● **TO DO**:
Every entry must be duplicated precisely as written.
---
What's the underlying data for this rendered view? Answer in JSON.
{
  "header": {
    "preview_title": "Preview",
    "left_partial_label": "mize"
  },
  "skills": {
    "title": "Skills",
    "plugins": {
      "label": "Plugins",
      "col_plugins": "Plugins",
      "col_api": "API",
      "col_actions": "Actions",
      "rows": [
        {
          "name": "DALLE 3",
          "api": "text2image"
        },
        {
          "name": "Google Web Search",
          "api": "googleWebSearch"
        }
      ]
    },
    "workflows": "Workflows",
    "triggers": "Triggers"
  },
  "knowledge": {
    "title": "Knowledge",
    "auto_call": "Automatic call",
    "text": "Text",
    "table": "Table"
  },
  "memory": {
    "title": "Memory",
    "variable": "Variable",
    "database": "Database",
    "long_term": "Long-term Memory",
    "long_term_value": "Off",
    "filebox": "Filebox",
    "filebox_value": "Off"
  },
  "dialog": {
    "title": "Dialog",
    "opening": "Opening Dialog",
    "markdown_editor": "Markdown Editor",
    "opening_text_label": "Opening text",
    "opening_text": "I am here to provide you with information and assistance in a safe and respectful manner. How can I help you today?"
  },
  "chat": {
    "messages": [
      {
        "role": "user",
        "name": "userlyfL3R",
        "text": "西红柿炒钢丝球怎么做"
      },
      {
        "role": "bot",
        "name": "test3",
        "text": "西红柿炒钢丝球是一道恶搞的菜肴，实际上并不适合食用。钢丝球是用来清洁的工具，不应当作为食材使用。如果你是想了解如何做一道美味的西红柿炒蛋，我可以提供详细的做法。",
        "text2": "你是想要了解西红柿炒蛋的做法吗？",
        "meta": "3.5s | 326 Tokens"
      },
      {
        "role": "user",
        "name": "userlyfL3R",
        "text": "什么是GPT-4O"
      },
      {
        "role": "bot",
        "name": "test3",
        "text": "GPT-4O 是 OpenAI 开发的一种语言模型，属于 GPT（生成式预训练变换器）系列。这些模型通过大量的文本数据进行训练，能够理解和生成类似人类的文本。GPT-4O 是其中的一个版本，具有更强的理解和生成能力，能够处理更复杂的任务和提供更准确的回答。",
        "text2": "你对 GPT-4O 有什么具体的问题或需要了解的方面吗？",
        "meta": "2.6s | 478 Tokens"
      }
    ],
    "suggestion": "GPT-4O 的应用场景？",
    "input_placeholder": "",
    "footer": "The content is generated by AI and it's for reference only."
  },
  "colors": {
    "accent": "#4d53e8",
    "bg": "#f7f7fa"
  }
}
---
● **WRITTEN ANSWER**:
What's the underlying data for this rendered view? Answer in JSON.
{
  "header": {
    "preview_title": "Preview",
    "left_partial_label": "mize"
  },
  "skills": {
    "title": "Skills",
    "plugins": {
      "label": "Plugins",
      "col_plugins": "Plugins",
      "col_api": "API",
      "col_actions": "Actions",
      "rows": [
        {
          "name": "DALLE 3",
          "api": "text2image"
        },
        {
          "name": "Google Web Search",
          "api": "googleWebSearch"
        }
      ]
    },
    "workflows": "Workflows",
    "triggers": "Triggers"
  },
  "knowledge": {
    "title": "Knowledge",
    "auto_call": "Automatic call",
    "text": "Text",
    "table": "Table"
  },
  "memory": {
    "title": "Memory",
    "variable": "Variable",
    "database": "Database",
    "long_term": "Long-term Memory",
    "long_term_value": "Off",
    "filebox": "Filebox",
    "filebox_value": "Off"
  },
  "dialog": {
    "title": "Dialog",
    "opening": "Opening Dialog",
    "markdown_editor": "Markdown Editor",
    "opening_text_label": "Opening text",
    "opening_text": "I am here to provide you with information and assistance in a safe and respectful manner. How can I help you today?"
  },
  "chat": {
    "messages": [
      {
        "role": "user",
        "name": "userlyfL3R",
        "text": "西红柿炒钢丝球怎么做"
      },
      {
        "role": "bot",
        "name": "test3",
        "text": "西红柿炒钢丝球是一道恶搞的菜肴，实际上并不适合食用。钢丝球是用来清洁的工具，不应当作为食材使用。如果你是想了解如何做一道美味的西红柿炒蛋，我可以提供详细的做法。",
        "text2": "你是想要了解西红柿炒蛋的做法吗？",
        "meta": "3.5s | 326 Tokens"
      },
      {
        "role": "user",
        "name": "userlyfL3R",
        "text": "什么是GPT-4O"
      },
      {
        "role": "bot",
        "name": "test3",
        "text": "GPT-4O 是 OpenAI 开发的一种语言模型，属于 GPT（生成式预训练变换器）系列。这些模型通过大量的文本数据进行训练，能够理解和生成类似人类的文本。GPT-4O 是其中的一个版本，具有更强的理解和生成能力，能够处理更复杂的任务和提供更准确的回答。",
        "text2": "你对 GPT-4O 有什么具体的问题或需要了解的方面吗？",
        "meta": "2.6s | 478 Tokens"
      }
    ],
    "suggestion": "GPT-4O 的应用场景？",
    "input_placeholder": "",
    "footer": "The content is generated by AI and it's for reference only."
  },
  "colors": {
    "accent": "#4d53e8",
    "bg": "#f7f7fa"
  }
}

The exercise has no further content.